What else do you do to ensure your files and computers are organized?
I have always kept my personal files in my bedroom. There are several reasons:
-I felt it was a safe place to keep them away from tiny kiddos.
-I have never had a home office that was structured to handle both work and personal files
-I didn’t want to put anything else in the office. I think this was because my office wasn’t a pleasant place to be before I started this organization. Who wants to try to work and sort in a cluttered, frustrating environment?
Now, technically none of this made any sense.
-My kids are in my closet a lot more than they are in my office.
-And my home office is definitely big enough to accommodate both work and personal things.
-It doesn’t make sense to have all files in different places. They should all be where the envelopes, pens, stamps, etc.are.
-If I had organized my office a long time ago, it would have been a great place to work and be from the beginning!
-When I kept my personal files in my closet, I would go through the mail in the kitchen, then I would put ‘stuff to file’ on the stairs for when I went to my room. Then I would put other papers in the ‘to shred’ box for when I finally got around to that. Then I would have a ‘to do’ file on my kitchen counter. Way too many steps, right? So incredibly inefficient and very time-consuming.
So as the ‘Great Office Organization’ continues, I have consolidated everything into the office!
Here is a picture of my file box in my bedroom before:
Notice the pile of papers on top that I had yet to file. Oh, and the box on top of the papers, which I thought I might use as a ‘to file’ box. Not anymore friends! Time to downsize!
I have moved the files upstairs and put them into a file cabinet. This file cabinet has been my only purchase in the office reorganization and cost less than $40. The bottom half of the cabinet is personal files and the top half will be for my Neaten Your Nest organization business. I already had a file cabinet for my regular work files. Is this all confusing enough for everyone!
So here’s the wrap up.
-I was able to get my files OUT of my closet. I feel the calm coming back to my room already.

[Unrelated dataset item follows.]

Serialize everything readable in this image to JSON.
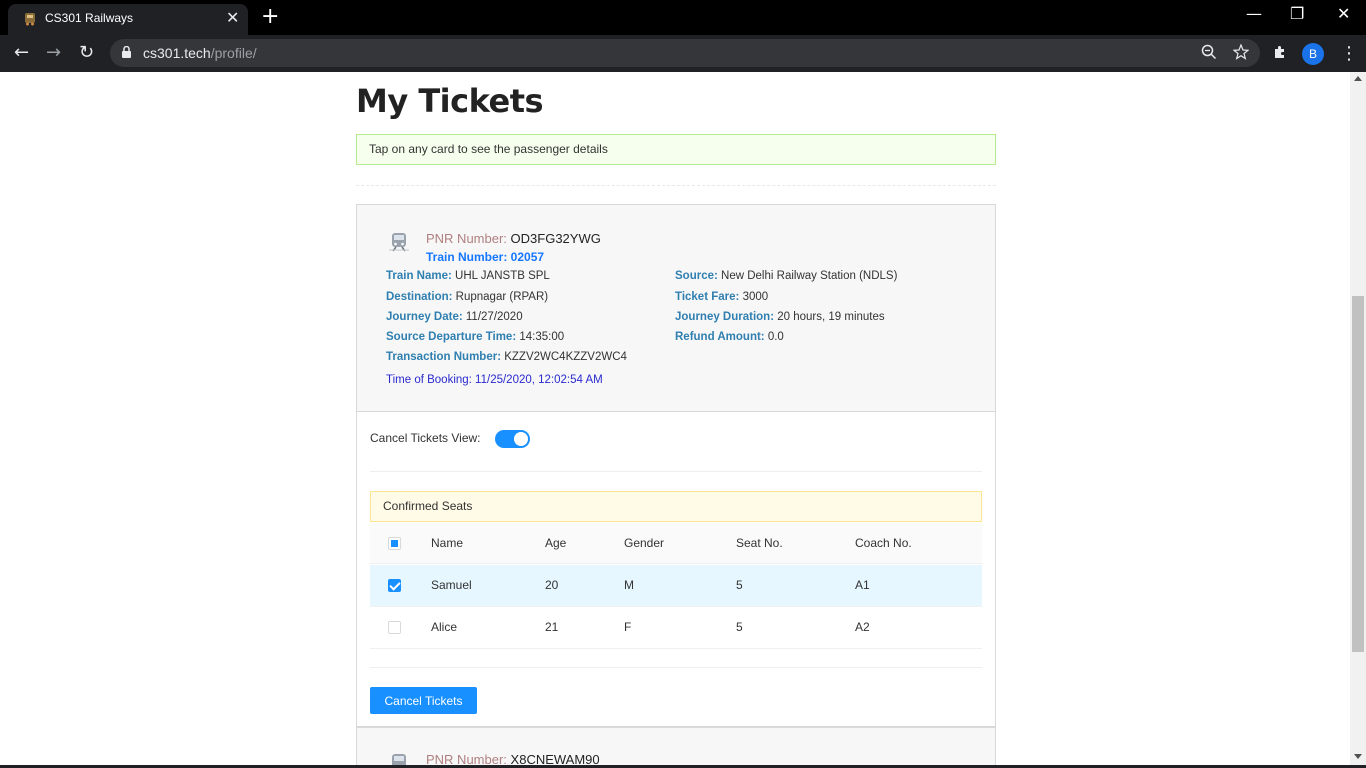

-Not only are my personal files upstairs, but all of my office supplies are too. This makes it so easy to go through mail there. I open everything and put it in piles: Recycle, shred, file, pay or take other action. Since I also put my shredder on top of the file cabinet, I can do every single one of those things within minutes. No more boxes, no more piles on the stairs, no more waiting. So, so easy breezy!
-When organizing, efficiency is key. Removing steps from a process can save time, money and sanity.
-Sometimes you have to be selective when making purchases for organizing. But it’s important to consider what will make the most impact. Buying one file cabinet helped me consolidate files, save time, it makes going through mail easier, elevates the shredder, and looks nice.
-Organizing something that needs it soooo much can bring a lot of calm to your life. I can’t tell you how much of a difference this change has already made in my life.
Sunday Survey time!